While budgeting may seem ‘boring’ or ‘daunting’, it is a critical step to achieving your financial goals. Your budget should provide a detailed roadmap, connecting you with your goals by breaking them down into smaller, more achievable steps – and keeping you accountable.
We recommend setting up your budget based around your pay cycle – this can be weekly, fortnightly, or even monthly – outlining how much of your income should be set aside for each category, including savings towards your goals.
It’s also a good idea to include a buffer or contingency for any unexpected expenses, such as car repairs and services, medical bills, or pet costs.
Remember, effective budgets are about understanding your financial situation and spending accordingly. Stay away from unsustainable or overly restrictive budgets.
If you already have a budget, the new financial year could be the perfect time to review it.
Consider how realistic it was, if there were any additional expenses you overlooked, and if it helped you reach your financial goals. If it wasn’t effective, use this time to improve and tweak your budget for the new financial year.
5. Check for changes in legislation
The new financial year is not just an ideal time for you to review your goals, but an important time to review changes to legislation that may impact your financial situation.
Make sure you stay up to date with current legislation that may affect you to ensure you’re making the most of your money and won’t have any nasty surprises down the track.
6. Invest to make your savings work harder
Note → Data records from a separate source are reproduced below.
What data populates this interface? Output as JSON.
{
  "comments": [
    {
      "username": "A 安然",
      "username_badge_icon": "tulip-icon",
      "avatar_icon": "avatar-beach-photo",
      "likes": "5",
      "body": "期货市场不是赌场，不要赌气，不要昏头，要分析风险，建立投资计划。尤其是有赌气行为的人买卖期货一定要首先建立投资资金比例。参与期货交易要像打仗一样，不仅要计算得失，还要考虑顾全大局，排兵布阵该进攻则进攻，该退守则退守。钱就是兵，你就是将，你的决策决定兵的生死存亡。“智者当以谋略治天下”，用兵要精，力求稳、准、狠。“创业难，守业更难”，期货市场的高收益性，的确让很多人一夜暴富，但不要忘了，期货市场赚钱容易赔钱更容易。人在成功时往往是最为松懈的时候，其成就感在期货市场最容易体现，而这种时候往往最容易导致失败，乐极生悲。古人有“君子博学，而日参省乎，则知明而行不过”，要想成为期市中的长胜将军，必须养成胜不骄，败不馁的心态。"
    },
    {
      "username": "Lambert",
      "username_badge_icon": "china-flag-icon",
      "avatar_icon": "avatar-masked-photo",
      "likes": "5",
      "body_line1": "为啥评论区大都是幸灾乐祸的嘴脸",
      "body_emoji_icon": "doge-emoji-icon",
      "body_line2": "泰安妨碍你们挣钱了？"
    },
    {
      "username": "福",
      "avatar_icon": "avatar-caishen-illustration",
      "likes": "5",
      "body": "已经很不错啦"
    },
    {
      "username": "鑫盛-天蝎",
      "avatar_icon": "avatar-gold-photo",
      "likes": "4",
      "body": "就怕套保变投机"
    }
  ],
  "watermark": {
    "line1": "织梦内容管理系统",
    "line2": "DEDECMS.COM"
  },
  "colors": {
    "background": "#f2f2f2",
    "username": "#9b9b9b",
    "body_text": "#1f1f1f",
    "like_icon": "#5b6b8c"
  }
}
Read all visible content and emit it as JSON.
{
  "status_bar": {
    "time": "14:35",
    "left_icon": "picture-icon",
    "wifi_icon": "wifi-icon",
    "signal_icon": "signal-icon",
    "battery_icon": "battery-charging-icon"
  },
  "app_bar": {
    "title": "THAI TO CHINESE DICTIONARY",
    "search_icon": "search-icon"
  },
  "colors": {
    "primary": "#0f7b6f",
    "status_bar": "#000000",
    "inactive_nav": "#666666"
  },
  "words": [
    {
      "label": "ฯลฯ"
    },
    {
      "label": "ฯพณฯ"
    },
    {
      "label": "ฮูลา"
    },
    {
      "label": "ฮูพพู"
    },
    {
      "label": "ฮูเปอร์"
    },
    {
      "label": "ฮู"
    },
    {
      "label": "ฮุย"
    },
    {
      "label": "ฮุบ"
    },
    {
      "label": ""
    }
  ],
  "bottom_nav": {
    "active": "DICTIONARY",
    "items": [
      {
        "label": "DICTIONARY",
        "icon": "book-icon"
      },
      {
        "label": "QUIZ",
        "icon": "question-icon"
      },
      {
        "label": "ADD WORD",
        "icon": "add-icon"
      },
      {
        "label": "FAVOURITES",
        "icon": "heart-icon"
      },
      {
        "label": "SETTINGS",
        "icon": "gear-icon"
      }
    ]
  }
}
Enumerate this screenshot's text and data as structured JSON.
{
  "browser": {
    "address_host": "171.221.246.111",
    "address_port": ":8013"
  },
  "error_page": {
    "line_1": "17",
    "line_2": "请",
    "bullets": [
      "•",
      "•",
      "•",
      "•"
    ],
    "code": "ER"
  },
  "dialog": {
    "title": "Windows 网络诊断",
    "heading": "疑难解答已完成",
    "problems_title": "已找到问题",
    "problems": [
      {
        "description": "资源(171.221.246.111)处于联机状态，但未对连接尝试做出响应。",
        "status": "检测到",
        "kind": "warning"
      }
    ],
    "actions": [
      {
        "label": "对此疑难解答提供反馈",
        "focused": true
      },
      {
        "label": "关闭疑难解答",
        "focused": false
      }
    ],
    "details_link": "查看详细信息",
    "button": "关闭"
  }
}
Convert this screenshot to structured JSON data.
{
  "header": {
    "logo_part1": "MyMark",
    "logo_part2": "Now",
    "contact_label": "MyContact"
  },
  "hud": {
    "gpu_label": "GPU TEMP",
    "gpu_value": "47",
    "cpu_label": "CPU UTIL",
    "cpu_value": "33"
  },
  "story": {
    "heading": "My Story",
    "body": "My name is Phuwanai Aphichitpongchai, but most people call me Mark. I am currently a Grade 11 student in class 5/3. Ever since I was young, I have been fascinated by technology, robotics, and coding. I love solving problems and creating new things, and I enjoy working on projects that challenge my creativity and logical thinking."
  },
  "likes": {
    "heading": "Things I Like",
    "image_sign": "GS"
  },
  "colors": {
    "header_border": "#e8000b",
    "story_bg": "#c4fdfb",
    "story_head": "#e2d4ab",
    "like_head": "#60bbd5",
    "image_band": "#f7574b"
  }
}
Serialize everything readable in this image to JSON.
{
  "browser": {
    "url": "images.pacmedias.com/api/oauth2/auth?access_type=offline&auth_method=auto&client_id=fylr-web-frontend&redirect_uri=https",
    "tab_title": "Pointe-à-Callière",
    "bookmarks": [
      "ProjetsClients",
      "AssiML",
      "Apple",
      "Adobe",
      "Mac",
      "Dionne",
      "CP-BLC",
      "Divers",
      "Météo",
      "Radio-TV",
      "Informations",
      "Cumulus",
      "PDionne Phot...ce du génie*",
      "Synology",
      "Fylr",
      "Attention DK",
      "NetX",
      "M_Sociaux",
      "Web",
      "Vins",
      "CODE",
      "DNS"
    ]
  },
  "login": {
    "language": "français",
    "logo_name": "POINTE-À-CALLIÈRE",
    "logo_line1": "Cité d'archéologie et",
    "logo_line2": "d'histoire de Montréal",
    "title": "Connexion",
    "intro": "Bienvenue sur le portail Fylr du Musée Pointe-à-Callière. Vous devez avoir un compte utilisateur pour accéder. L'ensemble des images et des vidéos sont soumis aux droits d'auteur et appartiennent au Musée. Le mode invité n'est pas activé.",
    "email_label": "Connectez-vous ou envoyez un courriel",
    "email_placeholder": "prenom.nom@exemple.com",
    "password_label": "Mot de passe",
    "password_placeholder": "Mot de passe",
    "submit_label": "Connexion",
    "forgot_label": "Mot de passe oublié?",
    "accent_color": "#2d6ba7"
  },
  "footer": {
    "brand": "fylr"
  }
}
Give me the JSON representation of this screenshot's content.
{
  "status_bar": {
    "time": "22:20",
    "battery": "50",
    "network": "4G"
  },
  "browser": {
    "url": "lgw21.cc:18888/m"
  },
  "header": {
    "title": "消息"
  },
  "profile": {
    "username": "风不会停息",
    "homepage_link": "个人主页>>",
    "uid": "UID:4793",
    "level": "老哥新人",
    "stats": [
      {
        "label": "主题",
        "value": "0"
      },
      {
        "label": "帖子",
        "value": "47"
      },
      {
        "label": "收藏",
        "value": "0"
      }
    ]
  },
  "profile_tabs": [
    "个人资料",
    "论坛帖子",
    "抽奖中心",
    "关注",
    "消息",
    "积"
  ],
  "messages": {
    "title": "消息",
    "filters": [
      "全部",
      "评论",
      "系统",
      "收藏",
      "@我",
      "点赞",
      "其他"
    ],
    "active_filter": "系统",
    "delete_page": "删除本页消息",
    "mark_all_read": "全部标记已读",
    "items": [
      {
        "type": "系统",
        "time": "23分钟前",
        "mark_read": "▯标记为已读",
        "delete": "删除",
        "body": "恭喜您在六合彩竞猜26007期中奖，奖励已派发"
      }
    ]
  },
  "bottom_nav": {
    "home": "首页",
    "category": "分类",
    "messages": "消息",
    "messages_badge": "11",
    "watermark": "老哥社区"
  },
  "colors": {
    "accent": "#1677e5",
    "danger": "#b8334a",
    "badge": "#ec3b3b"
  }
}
Another option to build your wealth in the new financial year is putting your savings to work by investing.
Investing can bring reward and financial security with the potential to generate higher returns on your money than by sitting in a savings account, especially in the ultra-low interest rate environment we currently find ourselves in.
However, it’s important to understand that all investments carry risk. It’s important to be prudent with your investments, make informed decisions around risk and seek appropriate advice from a licensed financial adviser for your own financial situation and stage of life.
Take the time to speak with your financial adviser and consider implementing different savings strategies like those above. They may help you reach your financial goals, sooner rather than later.
Want to learn more about investing?
Read our article explaining the capital structure of investment options, so you can choose the right investment option for you.
This article is issued by Trilogy Funds Management Limited ACN 080 383 679 AFSL 261425 (Trilogy) and does not take into account your objectives, personal circumstances or needs, nor is it an offer of securities. Investments in Trilogy’s products are only available through the relevant PDS issued by Trilogy and available at www.trilogyfunds.com.au. All investments, including those with Trilogy, involve risk which can lead to loss of part or all of your capital or diminished returns. Investments with Trilogy are not bank deposits and are not government guaranteed.